===== Extracted information
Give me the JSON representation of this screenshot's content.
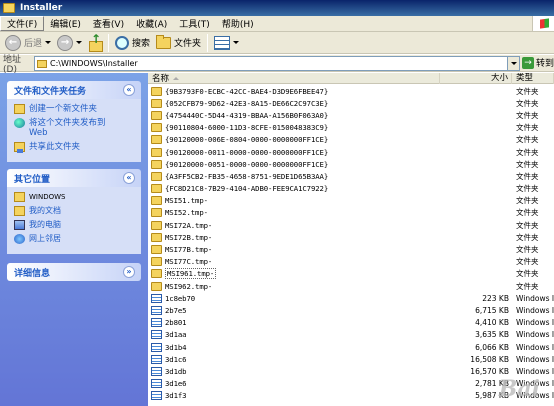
{
  "window": {
    "title": "Installer"
  },
  "menu": [
    "文件(F)",
    "编辑(E)",
    "查看(V)",
    "收藏(A)",
    "工具(T)",
    "帮助(H)"
  ],
  "toolbar": {
    "back_label": "后退",
    "search_label": "搜索",
    "folders_label": "文件夹"
  },
  "address": {
    "label": "地址(D)",
    "path": "C:\\WINDOWS\\Installer",
    "go_label": "转到"
  },
  "tasks": {
    "title": "文件和文件夹任务",
    "items": [
      "创建一个新文件夹",
      "将这个文件夹发布到",
      "Web",
      "共享此文件夹"
    ]
  },
  "places": {
    "title": "其它位置",
    "items": [
      "WINDOWS",
      "我的文档",
      "我的电脑",
      "网上邻居"
    ]
  },
  "details": {
    "title": "详细信息"
  },
  "columns": {
    "name": "名称",
    "size": "大小",
    "type": "类型"
  },
  "rows": [
    {
      "name": "{9B3793F0-ECBC-42CC-BAE4-D3D9E6FBEE47}",
      "size": "",
      "type": "文件夹",
      "kind": "folder"
    },
    {
      "name": "{052CFB79-9D62-42E3-8A15-DE66C2C97C3E}",
      "size": "",
      "type": "文件夹",
      "kind": "folder"
    },
    {
      "name": "{4754440C-5D44-4319-BBAA-A156B0F063A0}",
      "size": "",
      "type": "文件夹",
      "kind": "folder"
    },
    {
      "name": "{90110804-6000-11D3-8CFE-0150048383C9}",
      "size": "",
      "type": "文件夹",
      "kind": "folder"
    },
    {
      "name": "{90120000-006E-0804-0000-0000000FF1CE}",
      "size": "",
      "type": "文件夹",
      "kind": "folder"
    },
    {
      "name": "{90120000-0011-0000-0000-0000000FF1CE}",
      "size": "",
      "type": "文件夹",
      "kind": "folder"
    },
    {
      "name": "{90120000-0051-0000-0000-0000000FF1CE}",
      "size": "",
      "type": "文件夹",
      "kind": "folder"
    },
    {
      "name": "{A3FF5CB2-FB35-4658-8751-9EDE1D65B3AA}",
      "size": "",
      "type": "文件夹",
      "kind": "folder"
    },
    {
      "name": "{FC8D21C8-7B29-4104-ADB0-FEE9CA1C7922}",
      "size": "",
      "type": "文件夹",
      "kind": "folder"
    },
    {
      "name": "MSI51.tmp-",
      "size": "",
      "type": "文件夹",
      "kind": "folder"
    },
    {
      "name": "MSI52.tmp-",
      "size": "",
      "type": "文件夹",
      "kind": "folder"
    },
    {
      "name": "MSI72A.tmp-",
      "size": "",
      "type": "文件夹",
      "kind": "folder"
    },
    {
      "name": "MSI72B.tmp-",
      "size": "",
      "type": "文件夹",
      "kind": "folder"
    },
    {
      "name": "MSI77B.tmp-",
      "size": "",
      "type": "文件夹",
      "kind": "folder"
    },
    {
      "name": "MSI77C.tmp-",
      "size": "",
      "type": "文件夹",
      "kind": "folder"
    },
    {
      "name": "MSI961.tmp-",
      "size": "",
      "type": "文件夹",
      "kind": "folder",
      "focused": true
    },
    {
      "name": "MSI962.tmp-",
      "size": "",
      "type": "文件夹",
      "kind": "folder"
    },
    {
      "name": "1c8eb70",
      "size": "223 KB",
      "type": "Windows I",
      "kind": "file"
    },
    {
      "name": "2b7e5",
      "size": "6,715 KB",
      "type": "Windows I",
      "kind": "file"
    },
    {
      "name": "2b801",
      "size": "4,410 KB",
      "type": "Windows I",
      "kind": "file"
    },
    {
      "name": "3d1aa",
      "size": "3,635 KB",
      "type": "Windows I",
      "kind": "file"
    },
    {
      "name": "3d1b4",
      "size": "6,066 KB",
      "type": "Windows I",
      "kind": "file"
    },
    {
      "name": "3d1c6",
      "size": "16,508 KB",
      "type": "Windows I",
      "kind": "file"
    },
    {
      "name": "3d1db",
      "size": "16,570 KB",
      "type": "Windows I",
      "kind": "file"
    },
    {
      "name": "3d1e6",
      "size": "2,781 KB",
      "type": "Windows I",
      "kind": "file"
    },
    {
      "name": "3d1f3",
      "size": "5,987 KB",
      "type": "Windows I",
      "kind": "file"
    }
  ],
  "watermark": "Bai"
}
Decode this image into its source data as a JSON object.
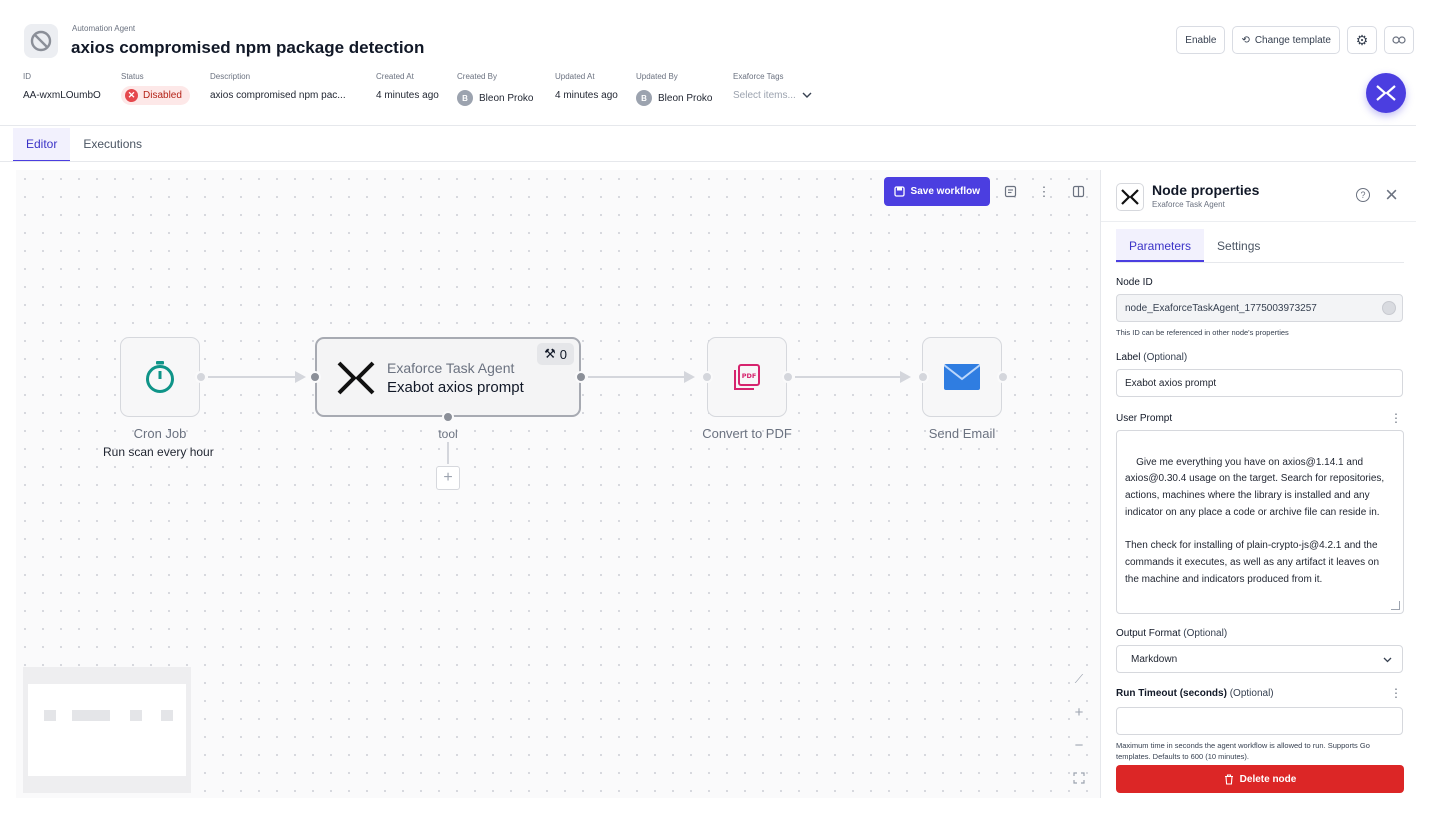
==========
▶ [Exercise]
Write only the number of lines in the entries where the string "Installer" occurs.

▶ [Reply]
2